Today is one of those days when my geeky side just can’t contain all these fresh and exciting developments from manufacturers out to win the hearts (and hard-earned cash) of consumers.
Mobile phones. Cellular phones. Those little things used to be reminiscent of the remote controls scattered in your den, with antenna to boot. Not anymore.
It’s safe to say that it was my generation who saw the rise of these “wireless phones”: the pangkadkad ng yelo form, slim candybars, sliders, swivels (Nokia 6260, is that you? N93?), odd QWERTY phones (think Nokia 5510, the XpressMusic of the early 2000, no match to today’s classy BlackBerries!), the list goes on. And yes, I just recalled the names of those units in my head. I am one big Nokia fangirl who used to collect their brochures whenever I drop by malls. My fascination for technical specifications probably started during those times.
Companies must be running out of names to give their units that they just have to repeat usage or more aptly, screw up their naming conventions. In the recently held Nokia World, I found out that there is indeed truth to the Nokia C6-01, a rumor that was spread out shortly after the availability of the Nokia C6-00 in most countries.
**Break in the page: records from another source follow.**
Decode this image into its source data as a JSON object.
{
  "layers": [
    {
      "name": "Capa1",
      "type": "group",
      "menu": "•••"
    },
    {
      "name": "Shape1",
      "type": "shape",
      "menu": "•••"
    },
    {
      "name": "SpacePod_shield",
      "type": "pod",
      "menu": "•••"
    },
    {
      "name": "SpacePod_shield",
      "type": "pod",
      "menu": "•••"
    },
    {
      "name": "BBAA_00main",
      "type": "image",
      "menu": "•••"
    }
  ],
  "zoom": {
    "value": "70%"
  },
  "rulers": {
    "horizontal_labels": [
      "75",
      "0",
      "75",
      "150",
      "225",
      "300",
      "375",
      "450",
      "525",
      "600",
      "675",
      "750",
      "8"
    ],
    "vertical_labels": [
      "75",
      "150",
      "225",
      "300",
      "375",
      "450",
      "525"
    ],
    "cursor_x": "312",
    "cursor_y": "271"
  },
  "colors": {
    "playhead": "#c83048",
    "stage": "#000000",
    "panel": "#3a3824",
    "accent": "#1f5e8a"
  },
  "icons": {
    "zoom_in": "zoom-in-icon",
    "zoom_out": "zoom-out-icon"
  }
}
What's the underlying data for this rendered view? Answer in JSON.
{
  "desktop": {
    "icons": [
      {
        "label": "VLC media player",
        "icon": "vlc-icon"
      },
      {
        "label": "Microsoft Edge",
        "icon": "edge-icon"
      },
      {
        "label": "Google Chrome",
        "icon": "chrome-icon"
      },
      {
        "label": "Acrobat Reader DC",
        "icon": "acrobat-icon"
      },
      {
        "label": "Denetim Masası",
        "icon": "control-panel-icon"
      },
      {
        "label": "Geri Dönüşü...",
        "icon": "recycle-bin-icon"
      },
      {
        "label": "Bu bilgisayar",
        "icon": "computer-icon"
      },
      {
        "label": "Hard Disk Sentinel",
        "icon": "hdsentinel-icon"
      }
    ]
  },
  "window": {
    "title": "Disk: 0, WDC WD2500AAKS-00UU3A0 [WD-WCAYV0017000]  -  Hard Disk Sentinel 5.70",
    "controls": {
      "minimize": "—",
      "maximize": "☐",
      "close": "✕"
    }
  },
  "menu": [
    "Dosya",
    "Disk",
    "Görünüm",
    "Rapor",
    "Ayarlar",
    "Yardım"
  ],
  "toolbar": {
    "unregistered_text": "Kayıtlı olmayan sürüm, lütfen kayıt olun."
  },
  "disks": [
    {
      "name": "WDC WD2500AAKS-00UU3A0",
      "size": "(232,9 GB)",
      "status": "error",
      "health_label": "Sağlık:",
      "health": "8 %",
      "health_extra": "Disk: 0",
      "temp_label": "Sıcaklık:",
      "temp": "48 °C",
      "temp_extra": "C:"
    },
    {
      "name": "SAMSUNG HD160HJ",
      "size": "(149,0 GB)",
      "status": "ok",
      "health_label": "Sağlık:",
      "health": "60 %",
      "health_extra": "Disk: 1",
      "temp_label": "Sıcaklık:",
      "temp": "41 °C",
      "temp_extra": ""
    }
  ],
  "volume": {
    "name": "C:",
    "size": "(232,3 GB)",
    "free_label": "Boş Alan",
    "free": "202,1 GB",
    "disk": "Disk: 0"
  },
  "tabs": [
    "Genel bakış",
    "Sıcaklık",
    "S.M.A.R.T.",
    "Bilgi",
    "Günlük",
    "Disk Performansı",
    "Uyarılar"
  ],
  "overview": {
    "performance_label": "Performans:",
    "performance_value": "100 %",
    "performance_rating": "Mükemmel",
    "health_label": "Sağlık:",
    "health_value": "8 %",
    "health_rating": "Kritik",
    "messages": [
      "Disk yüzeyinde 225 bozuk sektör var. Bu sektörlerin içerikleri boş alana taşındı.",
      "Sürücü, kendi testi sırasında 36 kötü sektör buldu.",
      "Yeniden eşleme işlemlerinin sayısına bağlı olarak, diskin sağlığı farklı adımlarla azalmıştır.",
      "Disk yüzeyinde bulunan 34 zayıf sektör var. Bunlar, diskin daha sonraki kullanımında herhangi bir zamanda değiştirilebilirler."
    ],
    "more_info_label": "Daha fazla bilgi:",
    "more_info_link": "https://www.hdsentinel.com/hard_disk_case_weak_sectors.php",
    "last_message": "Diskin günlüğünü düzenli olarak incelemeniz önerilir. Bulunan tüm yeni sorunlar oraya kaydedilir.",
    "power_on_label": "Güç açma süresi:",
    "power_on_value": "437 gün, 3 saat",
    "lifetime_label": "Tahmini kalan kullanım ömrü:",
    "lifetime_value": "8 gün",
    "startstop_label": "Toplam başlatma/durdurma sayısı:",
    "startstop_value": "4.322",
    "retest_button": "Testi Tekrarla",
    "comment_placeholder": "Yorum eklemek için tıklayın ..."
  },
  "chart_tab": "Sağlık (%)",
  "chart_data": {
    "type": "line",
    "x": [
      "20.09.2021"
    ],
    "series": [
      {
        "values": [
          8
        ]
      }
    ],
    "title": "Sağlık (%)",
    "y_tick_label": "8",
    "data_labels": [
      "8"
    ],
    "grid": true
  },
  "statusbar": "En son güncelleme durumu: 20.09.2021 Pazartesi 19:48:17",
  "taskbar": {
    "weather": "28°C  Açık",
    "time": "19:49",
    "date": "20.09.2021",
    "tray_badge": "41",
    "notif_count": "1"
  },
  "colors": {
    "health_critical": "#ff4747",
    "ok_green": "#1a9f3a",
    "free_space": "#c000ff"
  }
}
And the release of that handset was more than a month before Nokia World. So there is a newer C6. The Finnish brand has also dropped the four-digit names and is currently following the naming convention of their flagship line, N series, by using a certain letter plus a number that may range from one to ten (skipping four as respect to the Asian market).
Here are two of the newest phones from the C line:
And then, there’s the sleek iPhone 4 which was launched yesterday here in the Philippines. The Multi-Touch feature is sweet, and so is the crisp retina display. Then you load all the apps you can store on its 32GB storage. But I will never dig the text input of these phones. And the price tag.
There’s something about touch screen, like what I stated in an earlier post. If I had a say, I’d still go for real, tangible keys and buttons. Hopefully, they don’t turn back on what still is more responsive.